### MATERIAL FOR THIS TASK
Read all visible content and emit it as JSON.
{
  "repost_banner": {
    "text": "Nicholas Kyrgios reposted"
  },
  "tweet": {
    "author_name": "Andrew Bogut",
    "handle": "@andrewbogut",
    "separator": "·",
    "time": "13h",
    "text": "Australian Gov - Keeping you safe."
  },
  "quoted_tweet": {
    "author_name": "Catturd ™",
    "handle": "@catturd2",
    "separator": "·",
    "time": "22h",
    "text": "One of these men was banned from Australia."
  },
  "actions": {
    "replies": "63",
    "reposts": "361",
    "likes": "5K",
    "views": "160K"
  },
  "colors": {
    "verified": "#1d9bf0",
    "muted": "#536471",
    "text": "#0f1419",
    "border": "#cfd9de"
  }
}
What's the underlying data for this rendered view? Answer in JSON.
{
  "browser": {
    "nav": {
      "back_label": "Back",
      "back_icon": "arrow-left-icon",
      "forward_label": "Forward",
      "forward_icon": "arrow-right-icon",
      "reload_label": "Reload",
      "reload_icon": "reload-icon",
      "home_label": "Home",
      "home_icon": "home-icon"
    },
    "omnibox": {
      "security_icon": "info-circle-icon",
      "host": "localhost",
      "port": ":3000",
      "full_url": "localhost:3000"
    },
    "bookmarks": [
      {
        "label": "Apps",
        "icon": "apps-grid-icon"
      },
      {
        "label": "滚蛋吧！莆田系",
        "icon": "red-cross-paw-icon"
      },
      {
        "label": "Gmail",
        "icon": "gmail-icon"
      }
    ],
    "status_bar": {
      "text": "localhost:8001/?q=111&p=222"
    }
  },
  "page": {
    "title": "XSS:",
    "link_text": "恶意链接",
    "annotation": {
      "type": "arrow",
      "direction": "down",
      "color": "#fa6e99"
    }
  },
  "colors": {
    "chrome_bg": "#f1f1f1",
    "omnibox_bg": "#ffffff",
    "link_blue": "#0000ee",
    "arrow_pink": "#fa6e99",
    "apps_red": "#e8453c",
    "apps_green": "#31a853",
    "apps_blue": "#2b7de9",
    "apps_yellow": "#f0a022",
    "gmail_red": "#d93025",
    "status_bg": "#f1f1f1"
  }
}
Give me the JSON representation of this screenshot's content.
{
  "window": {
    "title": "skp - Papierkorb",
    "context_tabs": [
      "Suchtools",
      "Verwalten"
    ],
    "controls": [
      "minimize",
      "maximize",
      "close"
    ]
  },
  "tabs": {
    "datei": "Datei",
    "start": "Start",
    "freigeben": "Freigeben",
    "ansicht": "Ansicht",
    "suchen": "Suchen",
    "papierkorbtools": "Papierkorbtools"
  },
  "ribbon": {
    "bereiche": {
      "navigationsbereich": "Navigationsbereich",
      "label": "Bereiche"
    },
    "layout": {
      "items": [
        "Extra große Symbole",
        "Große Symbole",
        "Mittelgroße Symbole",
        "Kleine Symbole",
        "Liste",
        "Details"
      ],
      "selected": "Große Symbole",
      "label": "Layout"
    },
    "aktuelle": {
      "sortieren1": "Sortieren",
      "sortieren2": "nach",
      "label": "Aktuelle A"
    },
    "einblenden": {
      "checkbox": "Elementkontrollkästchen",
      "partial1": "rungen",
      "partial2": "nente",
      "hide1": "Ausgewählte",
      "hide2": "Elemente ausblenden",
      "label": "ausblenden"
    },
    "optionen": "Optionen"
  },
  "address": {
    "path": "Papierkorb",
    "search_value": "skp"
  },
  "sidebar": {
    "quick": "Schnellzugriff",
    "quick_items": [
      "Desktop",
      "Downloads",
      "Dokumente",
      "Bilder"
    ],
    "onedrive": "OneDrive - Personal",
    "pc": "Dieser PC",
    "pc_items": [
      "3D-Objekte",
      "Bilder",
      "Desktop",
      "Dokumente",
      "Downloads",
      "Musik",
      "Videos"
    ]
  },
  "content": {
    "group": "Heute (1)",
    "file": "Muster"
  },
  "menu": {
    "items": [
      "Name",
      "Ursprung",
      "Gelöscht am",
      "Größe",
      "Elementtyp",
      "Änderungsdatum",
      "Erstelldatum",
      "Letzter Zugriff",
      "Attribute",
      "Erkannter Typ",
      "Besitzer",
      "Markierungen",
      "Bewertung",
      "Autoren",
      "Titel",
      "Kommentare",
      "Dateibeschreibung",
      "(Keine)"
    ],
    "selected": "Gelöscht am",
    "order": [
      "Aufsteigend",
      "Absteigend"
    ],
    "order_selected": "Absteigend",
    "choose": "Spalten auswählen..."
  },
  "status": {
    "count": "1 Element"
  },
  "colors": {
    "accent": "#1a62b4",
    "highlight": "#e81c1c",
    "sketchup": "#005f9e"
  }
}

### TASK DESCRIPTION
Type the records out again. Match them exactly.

### RESPONSE FOR THIS EXERCISE
Read all visible content and emit it as JSON.
{
  "repost_banner": {
    "text": "Nicholas Kyrgios reposted"
  },
  "tweet": {
    "author_name": "Andrew Bogut",
    "handle": "@andrewbogut",
    "separator": "·",
    "time": "13h",
    "text": "Australian Gov - Keeping you safe."
  },
  "quoted_tweet": {
    "author_name": "Catturd ™",
    "handle": "@catturd2",
    "separator": "·",
    "time": "22h",
    "text": "One of these men was banned from Australia."
  },
  "actions": {
    "replies": "63",
    "reposts": "361",
    "likes": "5K",
    "views": "160K"
  },
  "colors": {
    "verified": "#1d9bf0",
    "muted": "#536471",
    "text": "#0f1419",
    "border": "#cfd9de"
  }
}
What's the underlying data for this rendered view? Answer in JSON.
{
  "browser": {
    "nav": {
      "back_label": "Back",
      "back_icon": "arrow-left-icon",
      "forward_label": "Forward",
      "forward_icon": "arrow-right-icon",
      "reload_label": "Reload",
      "reload_icon": "reload-icon",
      "home_label": "Home",
      "home_icon": "home-icon"
    },
    "omnibox": {
      "security_icon": "info-circle-icon",
      "host": "localhost",
      "port": ":3000",
      "full_url": "localhost:3000"
    },
    "bookmarks": [
      {
        "label": "Apps",
        "icon": "apps-grid-icon"
      },
      {
        "label": "滚蛋吧！莆田系",
        "icon": "red-cross-paw-icon"
      },
      {
        "label": "Gmail",
        "icon": "gmail-icon"
      }
    ],
    "status_bar": {
      "text": "localhost:8001/?q=111&p=222"
    }
  },
  "page": {
    "title": "XSS:",
    "link_text": "恶意链接",
    "annotation": {
      "type": "arrow",
      "direction": "down",
      "color": "#fa6e99"
    }
  },
  "colors": {
    "chrome_bg": "#f1f1f1",
    "omnibox_bg": "#ffffff",
    "link_blue": "#0000ee",
    "arrow_pink": "#fa6e99",
    "apps_red": "#e8453c",
    "apps_green": "#31a853",
    "apps_blue": "#2b7de9",
    "apps_yellow": "#f0a022",
    "gmail_red": "#d93025",
    "status_bg": "#f1f1f1"
  }
}
Give me the JSON representation of this screenshot's content.
{
  "window": {
    "title": "skp - Papierkorb",
    "context_tabs": [
      "Suchtools",
      "Verwalten"
    ],
    "controls": [
      "minimize",
      "maximize",
      "close"
    ]
  },
  "tabs": {
    "datei": "Datei",
    "start": "Start",
    "freigeben": "Freigeben",
    "ansicht": "Ansicht",
    "suchen": "Suchen",
    "papierkorbtools": "Papierkorbtools"
  },
  "ribbon": {
    "bereiche": {
      "navigationsbereich": "Navigationsbereich",
      "label": "Bereiche"
    },
    "layout": {
      "items": [
        "Extra große Symbole",
        "Große Symbole",
        "Mittelgroße Symbole",
        "Kleine Symbole",
        "Liste",
        "Details"
      ],
      "selected": "Große Symbole",
      "label": "Layout"
    },
    "aktuelle": {
      "sortieren1": "Sortieren",
      "sortieren2": "nach",
      "label": "Aktuelle A"
    },
    "einblenden": {
      "checkbox": "Elementkontrollkästchen",
      "partial1": "rungen",
      "partial2": "nente",
      "hide1": "Ausgewählte",
      "hide2": "Elemente ausblenden",
      "label": "ausblenden"
    },
    "optionen": "Optionen"
  },
  "address": {
    "path": "Papierkorb",
    "search_value": "skp"
  },
  "sidebar": {
    "quick": "Schnellzugriff",
    "quick_items": [
      "Desktop",
      "Downloads",
      "Dokumente",
      "Bilder"
    ],
    "onedrive": "OneDrive - Personal",
    "pc": "Dieser PC",
    "pc_items": [
      "3D-Objekte",
      "Bilder",
      "Desktop",
      "Dokumente",
      "Downloads",
      "Musik",
      "Videos"
    ]
  },
  "content": {
    "group": "Heute (1)",
    "file": "Muster"
  },
  "menu": {
    "items": [
      "Name",
      "Ursprung",
      "Gelöscht am",
      "Größe",
      "Elementtyp",
      "Änderungsdatum",
      "Erstelldatum",
      "Letzter Zugriff",
      "Attribute",
      "Erkannter Typ",
      "Besitzer",
      "Markierungen",
      "Bewertung",
      "Autoren",
      "Titel",
      "Kommentare",
      "Dateibeschreibung",
      "(Keine)"
    ],
    "selected": "Gelöscht am",
    "order": [
      "Aufsteigend",
      "Absteigend"
    ],
    "order_selected": "Absteigend",
    "choose": "Spalten auswählen..."
  },
  "status": {
    "count": "1 Element"
  },
  "colors": {
    "accent": "#1a62b4",
    "highlight": "#e81c1c",
    "sketchup": "#005f9e"
  }
}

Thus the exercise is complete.